Tonight, I did it, though. I took in a movie solo, and I somehow ended up seated next next to a creepy old man who had a scarf wrapped around his lower face for most of the movie, hacking a wet cough every 30 seconds or so.
I've wanted to see Florence Foster Jenkins, Meryl Streep's new movie about a woman who is quite possibly the world's worst singer, for some time, and it's like my car drove itself to the theater and the decision was made. That was that.
It was a great movie. Based on real events, it was funny, especially to a seasoned singer like me. Meryl just killed it as the lovable FFJ, a woman who lived for music and loved it with every fiber of her being. Florence lacked talent, yes, and she was without a good amount of self awareness, but boy, did she love to sing. Because she had money, she would rent out concert halls and record albums, even though she was just awful. The most amazing part? People bought tickets to hear her sing! Her love for music and her sweet spirit gained her quite a following, and she even went so far as to sing a concert at Carnegie Hall (a concert that went down as the worst in the venue's history). To this day, her playbill is the most requested relic at Carnegie.

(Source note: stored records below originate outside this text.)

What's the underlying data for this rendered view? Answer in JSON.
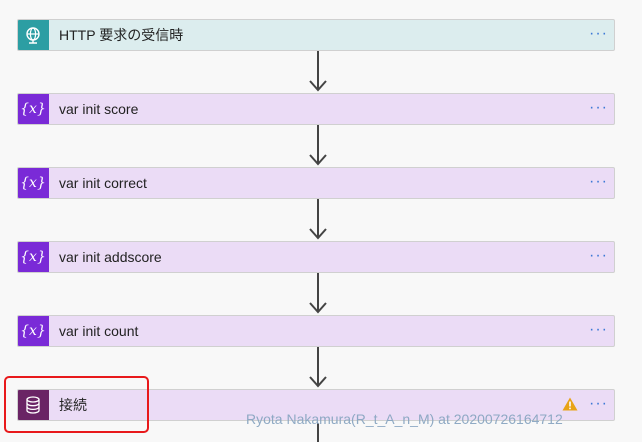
{
  "steps": [
    {
      "label": "HTTP 要求の受信時"
    },
    {
      "label": "var init score"
    },
    {
      "label": "var init correct"
    },
    {
      "label": "var init addscore"
    },
    {
      "label": "var init count"
    },
    {
      "label": "接続"
    }
  ],
  "more_label": "···",
  "var_icon_text": "{x}",
  "watermark": "Ryota Nakamura(R_t_A_n_M) at 20200726164712",
  "colors": {
    "http_accent": "#2c9ea3",
    "variable_accent": "#7a2ad7",
    "connection_accent": "#6a2465",
    "highlight_border": "#e8191b",
    "warning": "#e8a317"
  },
  "icons": {
    "http": "globe-icon",
    "variable": "variable-icon",
    "connection": "database-icon",
    "warning": "warning-icon",
    "more": "more-options-icon"
  }
}
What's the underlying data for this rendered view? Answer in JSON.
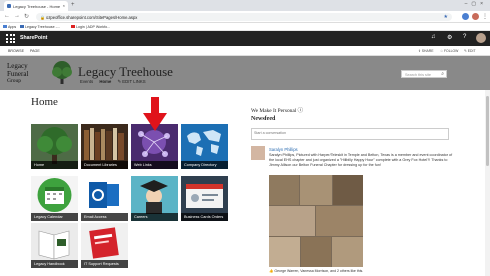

Florence Foster Jenkins had spunk. What I loved about her most of all was that when she had an idea, she didn't hesitate to act on it. She simply went for it with full gusto, and she wasn't afraid of failure. She walked in confidence.
I want to be like Florence Foster Jenkins.
I'm not going to be the best writer, the best blogger, the best speaker. If that's what I'm aiming for, I'll be sorely let down, and on repeat. In a world of Beth Moores and Lysa TerKeursts and Jen Hatmakers and Ann Voskamps, it's easy to feel like I should shut down the website and call off the publishing of #FF2L. After all, who can compete with the brilliant material that's out there, already at everyone's fingertips.
I worry--what if I'm like Florence, lacking self awareness and unaware that my ministry melody is severely off key?
I worry--what if I'm not like Florence, and I miss the chance to pour out the words and the truths that make my heart come alive and speak life into others?
I love words. I love to write them, and I love to speak them. I love to bring words to weary, hurting women, to speak them over the broken and needy. Do I have the perfect words? No. Do I know the One who has the perfect thing to say, every time? Yes.
As I've felt the Lord propelling me forward in my ministry, I've struggled with finding the balance between putting myself out there and being an icky self promoter. The words the Lord kept speaking to my heart were HUMBLE CONFIDENCE.
He is calling me to walk forward in humble confidence. He's calling you to walk forward in humble confidence into whatever He's calling you too, also.
Where God calls us, He makes a way. He only needs us to move ahead in confidence.
Sometimes we think about things too much and don't do things enough.
At the end of the movie, as Florence (SPOILER ALERT) is on her deathbed, she utters an unforgettable phrase to her husband:
May we all be like Florence, and may no one ever be able to say that we didn't sing.